My life with the Thrill Kill Kult
(Or, working on an underground comic in the nineties)
I was brought into the Tic Toc Tom fold in ’93 shortly after graduating from OCA (pre-D) by none other than Kenneth Gallant (Walrus Boy to some), who I was working with on “Suicide” at the time. I think my first drawing for the comic was a b/w illustration for the “Swimsuit Issue”. Something about a gothy girl’s afternoon lie on the beach being interrupted by the giant hand of Tom rising from the sand. I wish I could remember it with more clarity but I can’t find that drawing now. The next was a somewhat surreal poster of Tom as a “T” in a weird configuration of clocks. That one I do have.
There was another poster sketch of my version of Tom as a cyborg-cyclops, and of course the Tom collector card I did which I completely forgot about until Chetan posted it on tictoctom.com. Finally the pièce de résistance (or, as I like to say, the piece of resistance): a wonderfully penned story by creator himself, Mr. Patel, which I had the honour to illustrate. A snippet of the on going saga of Tic Toc Tom in which Tom and his female companion cross paths with a mystery man, from the same race as Tom, in a dingy roadhouse. Ah the nineties… it was all bars, clubs and coffee shops in our stories. How many times did I have to study the uninspiring decor of a Second Cup or a Firkin so that I could accurately render it in some story I was working on?
Nevertheless, working with Chetan and the tremendous talent that was the Tic Toc Tom team was key to my development as a young artist, and a point in my formative and penniless years that yields fond memories (some of them possibly other people’s memories). Before the turn of the century I was fortunate to work with Chetan, Kenneth, Peter Macchione and Mr. Yeo on yet another forgotten anthology: Idle Worship.
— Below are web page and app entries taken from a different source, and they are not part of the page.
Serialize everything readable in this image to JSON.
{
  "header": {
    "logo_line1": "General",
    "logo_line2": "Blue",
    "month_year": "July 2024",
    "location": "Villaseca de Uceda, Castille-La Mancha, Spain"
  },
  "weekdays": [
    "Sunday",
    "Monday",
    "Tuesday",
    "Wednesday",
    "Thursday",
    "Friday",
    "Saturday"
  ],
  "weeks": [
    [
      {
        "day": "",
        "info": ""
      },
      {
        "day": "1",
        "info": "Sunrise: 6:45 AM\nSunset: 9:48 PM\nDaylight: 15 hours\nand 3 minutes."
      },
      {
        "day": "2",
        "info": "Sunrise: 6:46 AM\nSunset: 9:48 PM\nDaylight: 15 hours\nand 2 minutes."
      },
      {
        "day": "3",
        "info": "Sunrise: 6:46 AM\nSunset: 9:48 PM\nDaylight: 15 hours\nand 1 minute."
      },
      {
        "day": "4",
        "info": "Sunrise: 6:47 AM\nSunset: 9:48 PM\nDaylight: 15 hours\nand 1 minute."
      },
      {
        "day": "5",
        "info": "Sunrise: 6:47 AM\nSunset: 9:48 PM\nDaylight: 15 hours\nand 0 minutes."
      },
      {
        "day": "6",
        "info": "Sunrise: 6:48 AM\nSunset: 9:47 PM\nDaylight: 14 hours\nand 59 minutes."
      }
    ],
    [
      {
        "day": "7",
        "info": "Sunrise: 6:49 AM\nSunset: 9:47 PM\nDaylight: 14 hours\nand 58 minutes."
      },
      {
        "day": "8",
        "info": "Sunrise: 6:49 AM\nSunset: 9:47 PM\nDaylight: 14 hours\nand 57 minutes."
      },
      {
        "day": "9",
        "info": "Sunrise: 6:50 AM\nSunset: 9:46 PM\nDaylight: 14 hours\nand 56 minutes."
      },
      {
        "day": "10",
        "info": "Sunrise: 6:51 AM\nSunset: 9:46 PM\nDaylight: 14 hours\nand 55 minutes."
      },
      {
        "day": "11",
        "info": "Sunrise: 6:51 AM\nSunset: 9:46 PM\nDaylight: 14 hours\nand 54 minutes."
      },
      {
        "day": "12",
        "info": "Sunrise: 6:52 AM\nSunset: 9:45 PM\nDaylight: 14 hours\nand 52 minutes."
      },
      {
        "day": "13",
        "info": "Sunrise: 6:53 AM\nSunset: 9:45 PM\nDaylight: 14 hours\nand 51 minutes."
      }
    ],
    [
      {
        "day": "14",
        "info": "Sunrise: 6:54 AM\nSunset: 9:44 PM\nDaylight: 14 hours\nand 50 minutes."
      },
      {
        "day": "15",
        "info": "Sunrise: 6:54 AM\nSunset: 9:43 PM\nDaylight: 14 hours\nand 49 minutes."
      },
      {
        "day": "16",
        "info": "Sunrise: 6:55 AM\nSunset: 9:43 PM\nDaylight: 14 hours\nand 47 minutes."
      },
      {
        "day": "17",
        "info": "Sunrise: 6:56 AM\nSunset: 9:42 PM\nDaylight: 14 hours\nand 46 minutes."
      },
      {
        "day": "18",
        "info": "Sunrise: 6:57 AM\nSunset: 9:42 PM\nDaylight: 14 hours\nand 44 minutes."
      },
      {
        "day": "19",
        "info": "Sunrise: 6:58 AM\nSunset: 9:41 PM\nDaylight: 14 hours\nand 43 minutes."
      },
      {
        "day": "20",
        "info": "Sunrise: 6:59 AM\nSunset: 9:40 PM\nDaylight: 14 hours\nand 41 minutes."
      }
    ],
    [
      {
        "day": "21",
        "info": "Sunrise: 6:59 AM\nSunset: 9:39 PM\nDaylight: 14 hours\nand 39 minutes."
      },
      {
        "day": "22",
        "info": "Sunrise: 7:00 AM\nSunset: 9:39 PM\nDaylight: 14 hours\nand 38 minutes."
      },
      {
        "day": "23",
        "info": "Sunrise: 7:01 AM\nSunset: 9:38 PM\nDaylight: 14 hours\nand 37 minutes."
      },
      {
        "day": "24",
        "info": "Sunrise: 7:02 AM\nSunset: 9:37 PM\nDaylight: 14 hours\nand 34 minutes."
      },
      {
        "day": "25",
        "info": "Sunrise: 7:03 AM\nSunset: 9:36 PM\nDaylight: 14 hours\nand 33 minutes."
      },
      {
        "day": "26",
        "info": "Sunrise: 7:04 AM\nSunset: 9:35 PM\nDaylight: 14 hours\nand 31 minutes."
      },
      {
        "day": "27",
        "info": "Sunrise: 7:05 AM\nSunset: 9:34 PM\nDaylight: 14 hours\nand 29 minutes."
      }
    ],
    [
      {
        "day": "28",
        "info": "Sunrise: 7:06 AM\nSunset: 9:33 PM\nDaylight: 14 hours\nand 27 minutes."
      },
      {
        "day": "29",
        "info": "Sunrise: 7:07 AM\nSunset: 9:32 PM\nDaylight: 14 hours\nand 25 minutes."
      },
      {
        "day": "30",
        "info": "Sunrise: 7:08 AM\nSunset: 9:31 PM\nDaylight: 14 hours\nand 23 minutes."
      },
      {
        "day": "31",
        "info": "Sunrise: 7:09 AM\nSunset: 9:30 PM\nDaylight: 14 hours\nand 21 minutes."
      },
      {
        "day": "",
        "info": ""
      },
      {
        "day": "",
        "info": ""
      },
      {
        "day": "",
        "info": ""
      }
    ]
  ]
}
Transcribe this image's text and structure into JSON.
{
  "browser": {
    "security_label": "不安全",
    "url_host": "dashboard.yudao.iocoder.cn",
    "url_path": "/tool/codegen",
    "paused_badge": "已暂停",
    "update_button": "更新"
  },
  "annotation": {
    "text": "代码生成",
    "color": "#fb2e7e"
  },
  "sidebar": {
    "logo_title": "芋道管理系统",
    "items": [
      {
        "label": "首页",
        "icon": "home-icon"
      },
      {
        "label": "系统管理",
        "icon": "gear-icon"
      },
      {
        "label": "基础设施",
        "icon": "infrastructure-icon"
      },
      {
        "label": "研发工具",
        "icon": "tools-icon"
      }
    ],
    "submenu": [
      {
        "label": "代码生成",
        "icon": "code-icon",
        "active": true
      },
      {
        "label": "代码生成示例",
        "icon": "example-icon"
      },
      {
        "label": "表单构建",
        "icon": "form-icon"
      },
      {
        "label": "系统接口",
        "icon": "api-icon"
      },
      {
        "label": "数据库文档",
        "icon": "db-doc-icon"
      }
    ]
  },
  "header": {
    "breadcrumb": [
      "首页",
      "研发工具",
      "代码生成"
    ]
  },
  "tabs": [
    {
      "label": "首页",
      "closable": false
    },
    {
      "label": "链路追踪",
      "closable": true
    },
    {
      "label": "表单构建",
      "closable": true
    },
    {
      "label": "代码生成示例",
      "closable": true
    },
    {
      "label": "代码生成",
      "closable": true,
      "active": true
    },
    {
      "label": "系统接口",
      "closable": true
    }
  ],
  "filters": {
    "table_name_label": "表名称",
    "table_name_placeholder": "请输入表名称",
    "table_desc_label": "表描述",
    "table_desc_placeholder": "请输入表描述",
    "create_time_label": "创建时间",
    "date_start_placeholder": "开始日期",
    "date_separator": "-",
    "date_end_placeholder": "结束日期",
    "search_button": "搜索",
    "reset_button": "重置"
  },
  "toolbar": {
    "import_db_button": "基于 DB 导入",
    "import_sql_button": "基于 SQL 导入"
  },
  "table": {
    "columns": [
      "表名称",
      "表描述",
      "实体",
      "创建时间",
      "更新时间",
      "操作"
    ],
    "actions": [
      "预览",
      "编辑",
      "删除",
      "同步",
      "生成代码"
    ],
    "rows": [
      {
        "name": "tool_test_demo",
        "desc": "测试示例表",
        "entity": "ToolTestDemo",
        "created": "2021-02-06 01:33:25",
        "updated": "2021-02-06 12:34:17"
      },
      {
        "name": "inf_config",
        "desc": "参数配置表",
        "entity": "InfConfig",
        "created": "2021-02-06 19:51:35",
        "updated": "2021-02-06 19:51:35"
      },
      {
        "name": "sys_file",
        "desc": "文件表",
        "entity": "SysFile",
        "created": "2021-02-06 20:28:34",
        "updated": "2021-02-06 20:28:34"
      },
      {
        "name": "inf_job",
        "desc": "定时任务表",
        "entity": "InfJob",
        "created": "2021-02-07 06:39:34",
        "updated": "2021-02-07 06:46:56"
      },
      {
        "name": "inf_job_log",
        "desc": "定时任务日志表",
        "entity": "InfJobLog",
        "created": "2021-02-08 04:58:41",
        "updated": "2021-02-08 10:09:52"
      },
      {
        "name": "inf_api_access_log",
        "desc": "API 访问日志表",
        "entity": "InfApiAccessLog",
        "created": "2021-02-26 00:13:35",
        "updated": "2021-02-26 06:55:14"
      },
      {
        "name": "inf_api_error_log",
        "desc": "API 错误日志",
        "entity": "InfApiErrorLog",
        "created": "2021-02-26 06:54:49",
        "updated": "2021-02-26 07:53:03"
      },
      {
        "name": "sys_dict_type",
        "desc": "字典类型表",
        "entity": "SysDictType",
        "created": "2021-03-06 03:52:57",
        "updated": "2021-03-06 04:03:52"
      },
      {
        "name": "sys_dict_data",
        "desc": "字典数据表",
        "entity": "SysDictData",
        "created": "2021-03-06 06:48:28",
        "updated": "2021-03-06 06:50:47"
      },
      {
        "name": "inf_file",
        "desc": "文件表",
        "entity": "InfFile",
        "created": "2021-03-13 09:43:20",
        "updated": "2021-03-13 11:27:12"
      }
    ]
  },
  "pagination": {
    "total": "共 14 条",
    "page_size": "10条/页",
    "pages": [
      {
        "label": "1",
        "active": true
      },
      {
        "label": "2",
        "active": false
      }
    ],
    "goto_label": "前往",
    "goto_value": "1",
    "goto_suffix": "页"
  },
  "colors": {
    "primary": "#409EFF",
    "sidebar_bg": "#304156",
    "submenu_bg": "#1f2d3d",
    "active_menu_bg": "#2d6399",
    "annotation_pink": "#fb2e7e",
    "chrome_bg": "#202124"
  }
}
Currently spending my days as a graphic designer, and my nights working with Ken on our site horrormetalsounds.com, I pay tribute to the legend of Tic Toc Tom by shamelessly recycling my work on the mini as sketch-of-the-day features for our FB page. Done so with love for my time on Tom (but mostly as a way to mine the past for present material), I do my part to bring awareness to the hard ships of my past life as a comic book artist in one of Toronto’s most fashionable economic recessions.
Clean shaven and short haircut,
this is what a married life will
do to you. In a future post, we
will visit Rich in the long hair and
Spanish moustache days.